Today was the annual youth orchestra school concert tour- three schools in three tiny towns to the north of Pendleton this year. This is a project we have undertaken in each of the six years since we started the orchestra, and, even more so than in past seasons, I found the day interesting, rewarding and moving.
My work with the preparatory orchestra is one of the things I most treasure about this job, but my travel schedule makes it difficult to find enough rehearsal time for us to put on the kinds of concerts we want to. The orchestra rehearses weekly throughout the school year under the leadership of my colleague Travis Sipher, who has always done a good job of preparing them for my time with them and maintained a productive and positive working environment all these years. Travis is leaving us the spring to move to Eugene after five years of outstanding service to the organization and the city. The youth orchestra typically begins and ends the year with weekend-long rehearsal retreats, which is fun on a social level for the players, and allows us to work together enough that my impact with them can be more than just on a surface level.
Sadly, this spring we got bumped at the 11th hour from the Bar M ranch, so we had to have most of our retreat in our usual rehearsal venue- less a retreat than an epic rehearsal slog. Much as we might have missed the mountain scenery, hot springs and fresh air, at least we still managed to get a lot done. I’ve written before of the fact that because of the small number of advanced students here, we’ve tended to do a lot of classical repertoire- lots of Haydn, Mozart, Beethoven and Schubert, and the student’s amazing performance of Beethoven 8 in the fall convinced me that they had really begun to develop an surprisingly strong sense of classical style. As a result, I programmed our first all-Romantic and 20th c. concert for this spring, in spite of the fact that the group is really too small to do Borodin and Sibelius. The Chamber Orchestra of Europe may have claimed Sibelius for small orchestras, but I don’t think we’ll ever see pocket-sized Borodin recordings. Never mind- we’re here to teach and learn, not to be bullied by orchestration.
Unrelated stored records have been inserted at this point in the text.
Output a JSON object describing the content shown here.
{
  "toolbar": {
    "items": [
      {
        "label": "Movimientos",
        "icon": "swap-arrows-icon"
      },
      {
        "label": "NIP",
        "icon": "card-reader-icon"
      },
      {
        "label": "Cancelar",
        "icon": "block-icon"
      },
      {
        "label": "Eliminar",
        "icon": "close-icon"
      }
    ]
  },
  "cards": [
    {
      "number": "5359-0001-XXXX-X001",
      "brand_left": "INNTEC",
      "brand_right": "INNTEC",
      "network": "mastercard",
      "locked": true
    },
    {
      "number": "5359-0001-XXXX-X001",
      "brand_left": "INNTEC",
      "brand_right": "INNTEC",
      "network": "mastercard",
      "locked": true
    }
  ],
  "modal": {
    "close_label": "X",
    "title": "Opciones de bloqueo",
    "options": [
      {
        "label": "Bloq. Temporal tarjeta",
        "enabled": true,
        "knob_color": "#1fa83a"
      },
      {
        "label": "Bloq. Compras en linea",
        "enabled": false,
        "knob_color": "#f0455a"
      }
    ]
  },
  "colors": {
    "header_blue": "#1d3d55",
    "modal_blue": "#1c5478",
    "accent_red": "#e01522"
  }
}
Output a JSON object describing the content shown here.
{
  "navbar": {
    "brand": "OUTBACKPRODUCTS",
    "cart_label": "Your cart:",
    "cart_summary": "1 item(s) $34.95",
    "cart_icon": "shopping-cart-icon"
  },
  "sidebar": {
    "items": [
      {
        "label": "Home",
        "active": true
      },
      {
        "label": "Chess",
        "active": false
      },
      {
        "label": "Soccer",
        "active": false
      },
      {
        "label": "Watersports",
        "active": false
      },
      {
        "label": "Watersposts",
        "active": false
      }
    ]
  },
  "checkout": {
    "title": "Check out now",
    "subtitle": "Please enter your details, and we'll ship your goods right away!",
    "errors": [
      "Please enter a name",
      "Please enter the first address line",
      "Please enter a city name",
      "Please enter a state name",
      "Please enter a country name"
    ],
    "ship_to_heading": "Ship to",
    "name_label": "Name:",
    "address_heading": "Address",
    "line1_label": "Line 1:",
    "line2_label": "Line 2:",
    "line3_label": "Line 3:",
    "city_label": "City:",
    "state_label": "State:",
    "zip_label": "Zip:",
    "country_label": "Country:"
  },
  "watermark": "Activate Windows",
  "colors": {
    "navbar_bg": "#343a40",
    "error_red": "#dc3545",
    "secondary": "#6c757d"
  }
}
In the end, I think this year’s retreat was all about learning to play romantic music. At most levels, it is the kind of music you play most, and so one tends to think of the stylistic aspects- the singing and sustaining sound, the big dynamic range, the intensity- as a given. It was actually something new for me to take a group that plays Haydn and Beethoven really well, and not like kids, and have to teach them to play Sibelius, and not even really tough Sibelius at that. Fortunately, by the end of the day Sunday, the “long line” was in sight at last.